Financing is one of the biggest blocks for entrepreneurs when setting up a company. Finding the capital for even a small business can be difficult. Yet, there has been exponential growth in the number of small and medium enterprises in the Southeast Asia region. How are these SMEs getting their capital?
In the past few years, alternative financing has become more prominent with the development of the fintech industry. Fintech is helping to eliminate the problem of under banking, prevalent amongst the approximate 659 million people living in the region, by making banking more accessible. With the growth of internet banking, online microlending is also becoming more available to all.
We explore what the Southeast Asia fintech players are up to
What are microloans?
Money makes the world go round, and in a world where the distribution of wealth is so uneven, it can be challenging for someone who has none, to change their situation and make some. This is where financial institutions and peer-2-peer (p2p) lending comes into play.

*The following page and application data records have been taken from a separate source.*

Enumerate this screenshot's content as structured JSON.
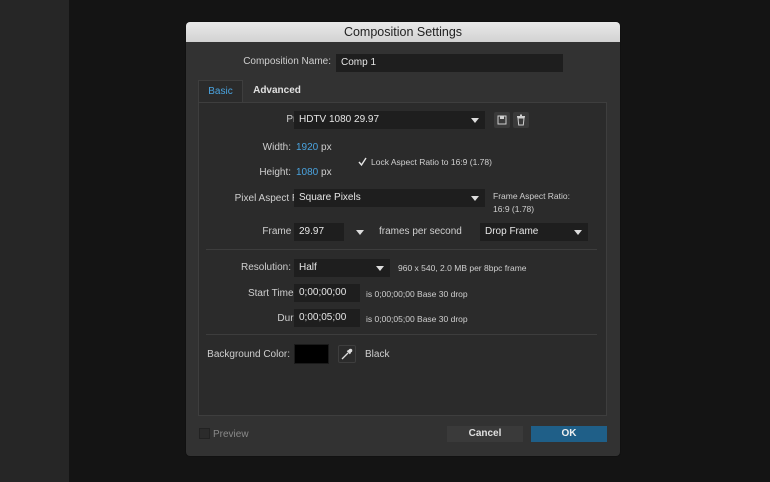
{
  "dialog": {
    "title": "Composition Settings",
    "comp_name_label": "Composition Name:",
    "comp_name_value": "Comp 1"
  },
  "tabs": [
    {
      "label": "Basic",
      "active": true
    },
    {
      "label": "Advanced",
      "active": false
    }
  ],
  "basic": {
    "preset_label": "Preset:",
    "preset_value": "HDTV 1080 29.97",
    "width_label": "Width:",
    "width_value": "1920",
    "width_unit": "px",
    "height_label": "Height:",
    "height_value": "1080",
    "height_unit": "px",
    "lock_aspect_label": "Lock Aspect Ratio to 16:9 (1.78)",
    "lock_aspect_checked": true,
    "pixel_aspect_label": "Pixel Aspect Ratio:",
    "pixel_aspect_value": "Square Pixels",
    "frame_aspect_label": "Frame Aspect Ratio:",
    "frame_aspect_value": "16:9 (1.78)",
    "frame_rate_label": "Frame Rate:",
    "frame_rate_value": "29.97",
    "frames_per_second_label": "frames per second",
    "drop_frame_value": "Drop Frame",
    "resolution_label": "Resolution:",
    "resolution_value": "Half",
    "resolution_info": "960 x 540, 2.0 MB per 8bpc frame",
    "start_timecode_label": "Start Timecode:",
    "start_timecode_value": "0;00;00;00",
    "start_timecode_info": "is 0;00;00;00  Base 30  drop",
    "duration_label": "Duration:",
    "duration_value": "0;00;05;00",
    "duration_info": "is 0;00;05;00  Base 30  drop",
    "bg_color_label": "Background Color:",
    "bg_color_name": "Black",
    "bg_color_hex": "#000000"
  },
  "footer": {
    "preview_label": "Preview",
    "cancel_label": "Cancel",
    "ok_label": "OK"
  },
  "colors": {
    "accent": "#4aa3df",
    "ok_button": "#1f5f88",
    "cancel_button": "#3a3a3a"
  },
  "icons": {
    "preset_save": "save-preset-icon",
    "preset_delete": "trash-icon",
    "eyedropper": "eyedropper-icon",
    "checkmark": "checkmark-icon"
  }
}
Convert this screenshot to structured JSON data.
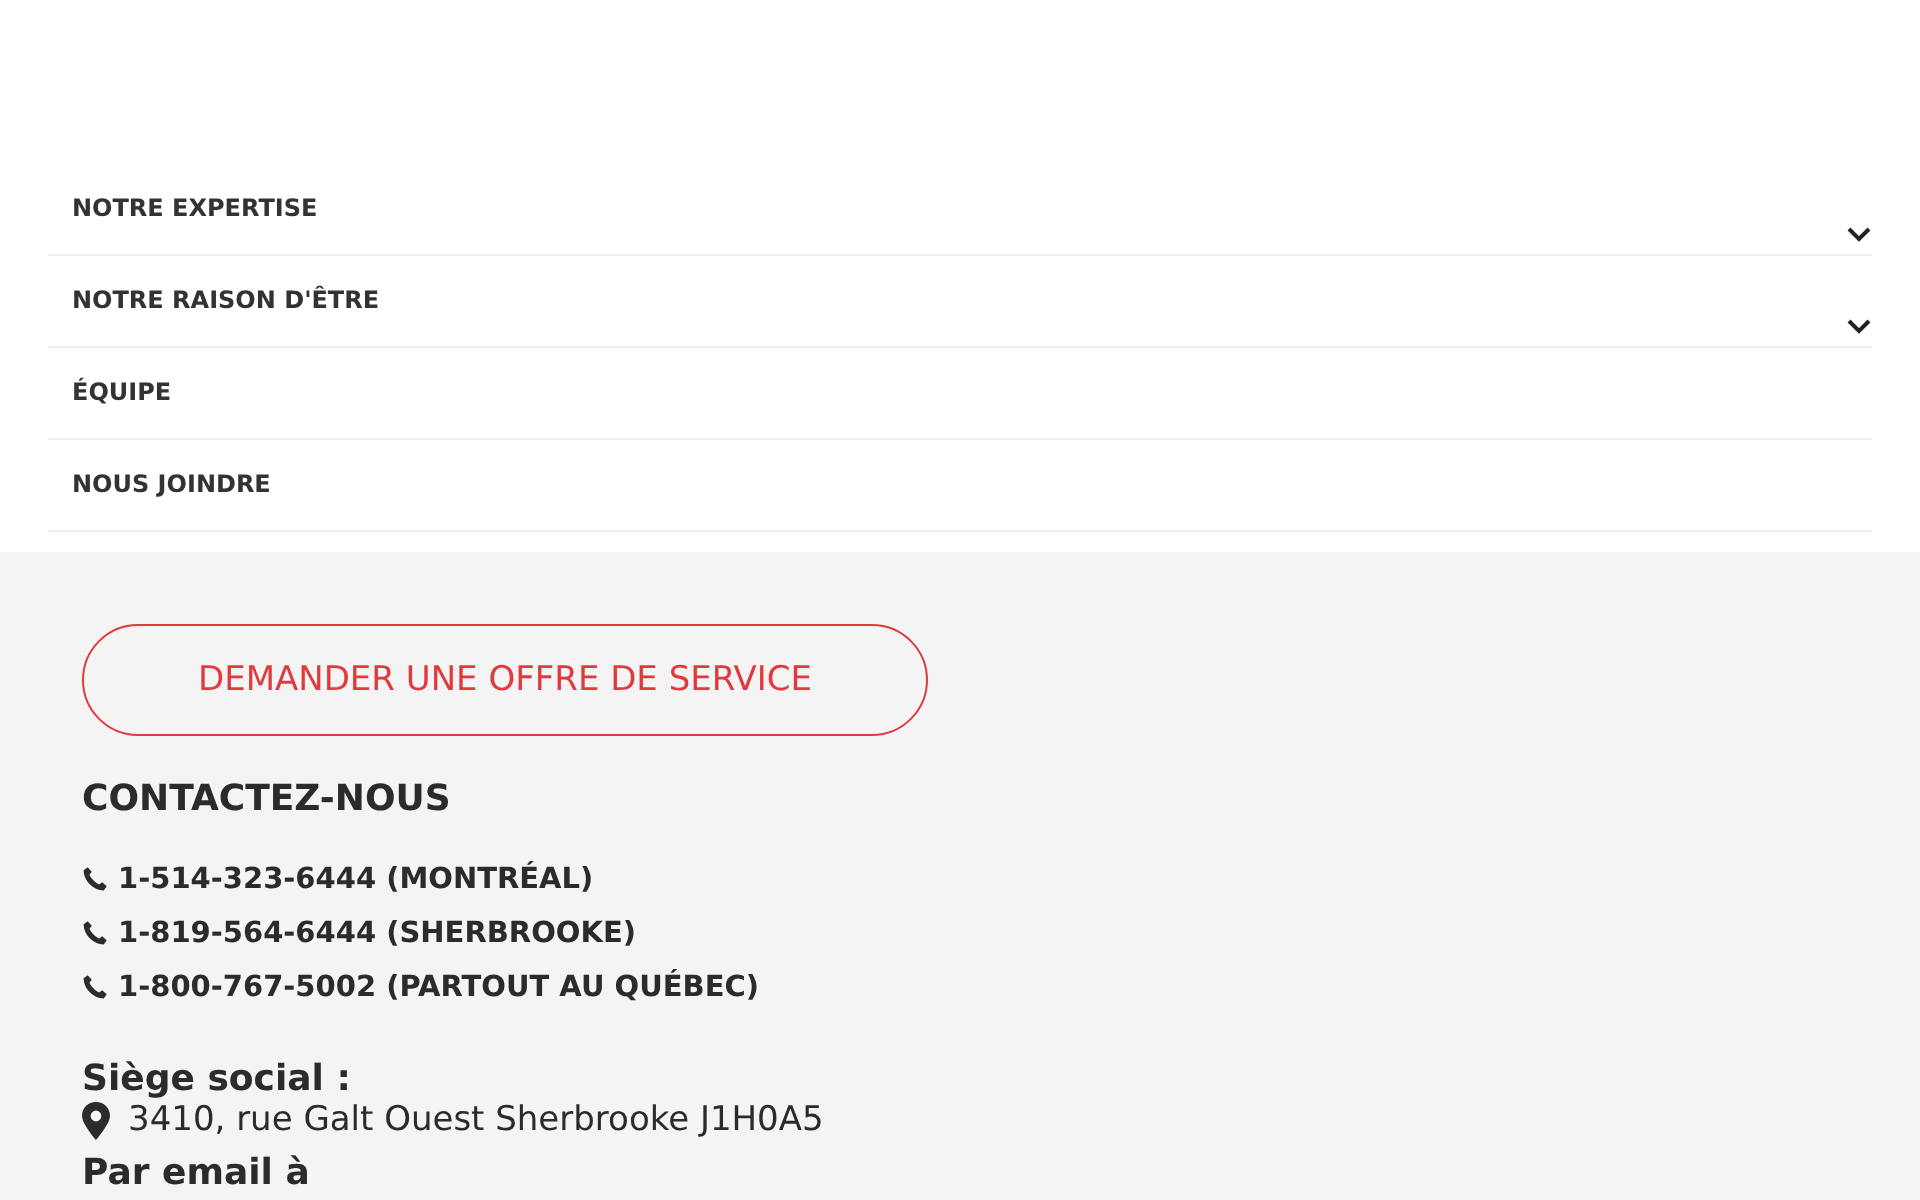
{
  "menu": [
    {
      "label": "NOTRE EXPERTISE",
      "expandable": true
    },
    {
      "label": "NOTRE RAISON D'ÊTRE",
      "expandable": true
    },
    {
      "label": "ÉQUIPE",
      "expandable": false
    },
    {
      "label": "NOUS JOINDRE",
      "expandable": false
    }
  ],
  "cta_button": "DEMANDER UNE OFFRE DE SERVICE",
  "contact": {
    "heading": "CONTACTEZ-NOUS",
    "phones": [
      "1-514-323-6444 (MONTRÉAL)",
      "1-819-564-6444 (SHERBROOKE)",
      "1-800-767-5002 (PARTOUT AU QUÉBEC)"
    ],
    "head_office_label": "Siège social :",
    "address": "3410, rue Galt Ouest Sherbrooke J1H0A5",
    "email_label": "Par email à"
  }
}
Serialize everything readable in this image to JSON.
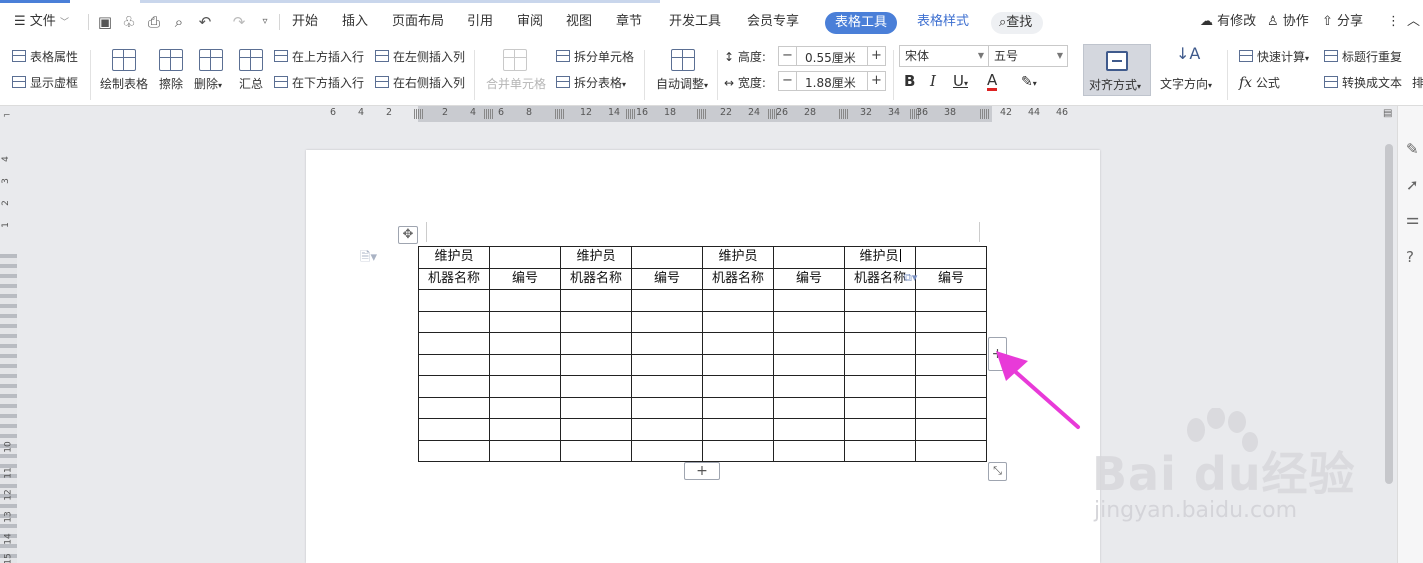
{
  "titlebar": {
    "menu_label": "文件",
    "tabs": [
      {
        "label": "开始"
      },
      {
        "label": "插入"
      },
      {
        "label": "页面布局"
      },
      {
        "label": "引用"
      },
      {
        "label": "审阅"
      },
      {
        "label": "视图"
      },
      {
        "label": "章节"
      },
      {
        "label": "开发工具"
      },
      {
        "label": "会员专享"
      },
      {
        "label": "表格工具"
      },
      {
        "label": "表格样式"
      }
    ],
    "search_label": "查找",
    "modify_label": "有修改",
    "collab_label": "协作",
    "share_label": "分享"
  },
  "ribbon": {
    "table_props": "表格属性",
    "show_gridlines": "显示虚框",
    "draw_table": "绘制表格",
    "erase": "擦除",
    "delete": "删除",
    "summarize": "汇总",
    "insert_above": "在上方插入行",
    "insert_below": "在下方插入行",
    "insert_left": "在左侧插入列",
    "insert_right": "在右侧插入列",
    "merge_cells": "合并单元格",
    "split_cells": "拆分单元格",
    "split_table": "拆分表格",
    "auto_fit": "自动调整",
    "height_label": "高度:",
    "height_value": "0.55厘米",
    "width_label": "宽度:",
    "width_value": "1.88厘米",
    "font_name": "宋体",
    "font_size": "五号",
    "align": "对齐方式",
    "text_direction": "文字方向",
    "quick_calc": "快速计算",
    "fx_formula": "公式",
    "repeat_header": "标题行重复",
    "to_text": "转换成文本",
    "cut_label": "排"
  },
  "ruler": {
    "ticks": [
      "6",
      "4",
      "2",
      "2",
      "4",
      "6",
      "8",
      "12",
      "14",
      "16",
      "18",
      "22",
      "24",
      "26",
      "28",
      "32",
      "34",
      "36",
      "38",
      "42",
      "44",
      "46"
    ],
    "vticks": [
      "4",
      "3",
      "2",
      "1",
      "1",
      "2",
      "3",
      "4",
      "5",
      "6",
      "7",
      "8",
      "9",
      "10",
      "11",
      "12",
      "13",
      "14",
      "15"
    ]
  },
  "table": {
    "rows": [
      [
        "维护员",
        "",
        "维护员",
        "",
        "维护员",
        "",
        "维护员",
        ""
      ],
      [
        "机器名称",
        "编号",
        "机器名称",
        "编号",
        "机器名称",
        "编号",
        "机器名称",
        "编号"
      ],
      [
        "",
        "",
        "",
        "",
        "",
        "",
        "",
        ""
      ],
      [
        "",
        "",
        "",
        "",
        "",
        "",
        "",
        ""
      ],
      [
        "",
        "",
        "",
        "",
        "",
        "",
        "",
        ""
      ],
      [
        "",
        "",
        "",
        "",
        "",
        "",
        "",
        ""
      ],
      [
        "",
        "",
        "",
        "",
        "",
        "",
        "",
        ""
      ],
      [
        "",
        "",
        "",
        "",
        "",
        "",
        "",
        ""
      ],
      [
        "",
        "",
        "",
        "",
        "",
        "",
        "",
        ""
      ],
      [
        "",
        "",
        "",
        "",
        "",
        "",
        "",
        ""
      ]
    ]
  },
  "controls": {
    "add_column": "+",
    "add_row": "+"
  },
  "watermark": {
    "brand": "Bai du经验",
    "url": "jingyan.baidu.com"
  },
  "colors": {
    "accent": "#4a7fd8",
    "arrow": "#e83ad8"
  }
}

Developing countries are the perfect breeding ground for small or microloans, allowing people to borrow enough to start their company or support an already up-and-running business.
Quite often, microloans are p2p with one or more people coming up with the finance for the company and receiving high-interest payments, as well as the principal investment when the loan matures.
Growth of microloans
In Southeast Asia, the value of this type of financing, along with other alternative methods, has grown from approximately $46.65 million USD in 2015 to over $215.94 million USD in 2016. This phenomenal increase shows the hunger for capital investment in the region. It proves this is a lucrative industry for those willing to put their cash in, as well as helping the people trying to move from poverty to a comfortable life.
As more people become aspiring entrepreneurs, inspired by the success of other companies, the need for more money to be made accessible to those who have difficulty using mainstream banks or have a poor credit history is essential.
Online microlending opens the door even further since the region has one of the highest numbers of smartphone users in the world and accessing goods and services through the internet is continuing on an upward trend.
Big data, small loans
Before money can be handed over, creditworthiness needs to be established to protect the lender’s investment. This is where big data comes in. Information gleaned from the applicant’s smartphone use, banking transactions, email banking and government data combine to ascertain the security of a loan.
CredoLab uses alternative data to give credit ratings and provides software to lenders to help them manage the underwriting of loans. Through their machine learning algorithms, they process the probabilities of defaulting or full repayments of loans in seconds, speeding up approval processes.
Similarly, LenddoEFL accesses big data to create a credit profile for those seeking finance. It plans to reinvent consumer finance, and in the past four years of business, they have enabled over 5 million people to access loans and increased financial inclusion in developing nations.
Microlending companies in Southeast Asia
With the need for accessible financing stronger than before, microlending businesses in Southeast Asia have become more popular than ever. Companies operating in the microfinancing sector are relying on alternative data sources to create credit ratings and match lenders with loanees.
One of the key players providing services in this ever-evolving sector includes Lendr, a company based in the Philippines. Lendr is a frontline service provider allowing people in the Philippines access to cash or credit quickly simply by using their mobile phone. Applications are processed 24/7, making access to money almost seamless.
Looking to the future, it is expected that this reliance on online microlending will continue, with other markets opening up further. Governmental policy changes in Laos towards microloans have occurred in recent years as they push to lift the country out of poverty and eliminate the nation’s status as one of the poorest countries in the world.
Ride-hailing unicorn Grab, based in Singapore, is also moving into the field with their GrabFinance product. Offering its drivers and merchants loans for big-ticket items, to pay off other loans, fund business expansion or fund their dreams. GrabFinance is also open to SMEs in Singapore to help them finance growth or enhance their cash flow and aims to assist 300,000 enterprises in the country.
Indonesia is also seen as a potential rising star in the area of microloans. The large, predominantly poor population offers a fertile breeding ground for companies. Already there are some very popular platforms such as Crowdo and iGrow, offering to finance the masses.
In the coming year, the fintech trend of providing speedy and safe online microlending is expected to continue, helping a roti maker in Singapore rent a better stall in a hawker centre or a small farmer in Indonesia buy seeds and equipment. Despite the often small amounts of money involved, these loans can make big differences in people’s lives.